Material supplied below:

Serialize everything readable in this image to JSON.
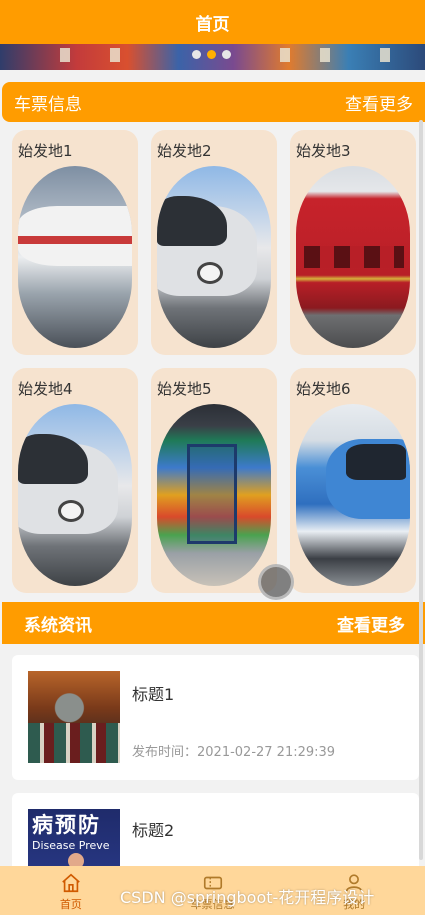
{
  "topbar": {
    "title": "首页"
  },
  "banner": {
    "slides": 3,
    "active_index": 1
  },
  "tickets_section": {
    "title": "车票信息",
    "more": "查看更多",
    "items": [
      {
        "name": "始发地1",
        "image": "silver-streamlined-train"
      },
      {
        "name": "始发地2",
        "image": "silver-high-speed-train"
      },
      {
        "name": "始发地3",
        "image": "red-passenger-train"
      },
      {
        "name": "始发地4",
        "image": "silver-high-speed-train"
      },
      {
        "name": "始发地5",
        "image": "colorful-metro-train"
      },
      {
        "name": "始发地6",
        "image": "blue-white-train"
      }
    ]
  },
  "news_section": {
    "title": "系统资讯",
    "more": "查看更多",
    "items": [
      {
        "title": "标题1",
        "time": "发布时间：2021-02-27 21:29:39"
      },
      {
        "title": "标题2",
        "thumb_text": "病预防",
        "thumb_subtext": "Disease Preve"
      }
    ]
  },
  "tabbar": {
    "tabs": [
      {
        "label": "首页",
        "icon": "home-icon",
        "active": true
      },
      {
        "label": "车票信息",
        "icon": "ticket-icon",
        "active": false
      },
      {
        "label": "我的",
        "icon": "user-icon",
        "active": false
      }
    ]
  },
  "watermark": "CSDN @springboot-花开程序设计",
  "colors": {
    "accent": "#ff9c00",
    "card_bg": "#f6e3cf",
    "tabbar_bg": "#ffd79a"
  }
}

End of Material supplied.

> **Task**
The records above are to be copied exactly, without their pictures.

> **Answer**
Serialize everything readable in this image to JSON.
{
  "topbar": {
    "title": "首页"
  },
  "banner": {
    "slides": 3,
    "active_index": 1
  },
  "tickets_section": {
    "title": "车票信息",
    "more": "查看更多",
    "items": [
      {
        "name": "始发地1",
        "image": "silver-streamlined-train"
      },
      {
        "name": "始发地2",
        "image": "silver-high-speed-train"
      },
      {
        "name": "始发地3",
        "image": "red-passenger-train"
      },
      {
        "name": "始发地4",
        "image": "silver-high-speed-train"
      },
      {
        "name": "始发地5",
        "image": "colorful-metro-train"
      },
      {
        "name": "始发地6",
        "image": "blue-white-train"
      }
    ]
  },
  "news_section": {
    "title": "系统资讯",
    "more": "查看更多",
    "items": [
      {
        "title": "标题1",
        "time": "发布时间：2021-02-27 21:29:39"
      },
      {
        "title": "标题2",
        "thumb_text": "病预防",
        "thumb_subtext": "Disease Preve"
      }
    ]
  },
  "tabbar": {
    "tabs": [
      {
        "label": "首页",
        "icon": "home-icon",
        "active": true
      },
      {
        "label": "车票信息",
        "icon": "ticket-icon",
        "active": false
      },
      {
        "label": "我的",
        "icon": "user-icon",
        "active": false
      }
    ]
  },
  "watermark": "CSDN @springboot-花开程序设计",
  "colors": {
    "accent": "#ff9c00",
    "card_bg": "#f6e3cf",
    "tabbar_bg": "#ffd79a"
  }
}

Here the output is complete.